Charles J. “Chuck” Saylors

National PTA President

National PTA President’s Update: The State of the Association

You can tell when school is ready to start . . . There is excitement in the air. Parent leaders and school staff are working hard to make sure our students return to an exciting environment.

Preparation comes with quality training, and to that end I want to share my personal excitement over this weekend’s National PTA State Presidents Training and All Committees Weekend. Our staff and volunteers planned a tremendous event, and great things are happening throughout the association as a result! Membership is strong and interest is growing in ways PTA can help a more diverse group of parents and other caregivers, families and communities support those who need it the most: Our children!

In addition to a great training event, the National PTA Board of Directors moved forward in supporting a solid financial business decision. As you may know, 113 years ago PTA was founded and chartered in Washington DC; in the 1930’s the association relocated to Chicago; a central hub for the railroad industry. Several years ago PTA outgrew its building in downtown and has since been working from leased property. From the day PTA sold its building, PTA has been working to find our association a new home.

Last week our Board voted unanimously to purchase a property in the Washington DC area . . . So we’re moving back home! In making this move, PTA will be able to have an appreciable asset for our association, we’ll be in the city that houses the most non-profits in the nation, and we’ll be better positioned to continue being the premier parent association in the country on Capitol Hill.

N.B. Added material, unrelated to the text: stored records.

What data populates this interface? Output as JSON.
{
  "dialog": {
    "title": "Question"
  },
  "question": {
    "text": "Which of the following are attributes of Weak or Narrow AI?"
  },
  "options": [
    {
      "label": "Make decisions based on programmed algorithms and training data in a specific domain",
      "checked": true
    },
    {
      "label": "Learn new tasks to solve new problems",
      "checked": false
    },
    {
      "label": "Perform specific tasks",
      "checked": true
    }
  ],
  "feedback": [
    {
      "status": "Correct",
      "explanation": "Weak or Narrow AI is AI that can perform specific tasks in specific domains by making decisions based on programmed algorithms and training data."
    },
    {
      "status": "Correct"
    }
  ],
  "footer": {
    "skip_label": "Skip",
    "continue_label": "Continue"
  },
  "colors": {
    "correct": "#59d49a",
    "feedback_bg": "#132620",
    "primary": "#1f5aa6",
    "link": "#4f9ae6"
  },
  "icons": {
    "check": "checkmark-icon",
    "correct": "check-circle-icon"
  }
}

These opportunities will allow PTA to grow our leadership and service capabilities, thus making us more attractive to a wider array of prospective donors. I hope you share in our excitement!

Thanks for your time and support.

Until next time.

America’s PTA

For over 113 years the PTA has been working hard to meet the needs of families and communities across the nation. As we move forward, we need to ask ourselves some serious questions. Can we expect our association to reflect America’s families if we don’t look like America? Can we afford to keep moving in the same direction?

When PTA was founded the association was made up of mostly white middle-class to upper-class moms who lived in what we would call a suburban community. Today, according to our surveys, the numbers are about the same. Roughly 90% of our members are female, 80% are white, 70% live in suburban communities and over 50% live in households that make over $75,000 annually. America does not look that way. Now let me say right now that we should always honor our past and the dedicated service of those who built PTA into the powerhouse it is today, but in order to remain a leader in the educational community we must expand our reach.

Did you know that today, less than 10% of PTA’s members are male? Did you know that less than 10% are student members? These two facts, along with expanding our reach to all communities, provide PTA some tremendous opportunities. If you agree that we do have exciting opportunities in these areas, then join us in our effort to make our PTA America’s PTA. If not, then why not? Do you see PTA as a relevant resource? Are you helping? If not, why not? We need to know. My e-mail address is csaylors@pta.org. We need your feedback.

Over the next several months you will see PTA expanding our efforts in urban and rural communities. We will be working hard to make sure that all moms, dads, adult role models and communities know the great services PTA can provide. PTA has a rich history of great work; now more than ever, our parents, teachers, students and communities need PTA.

Until next time!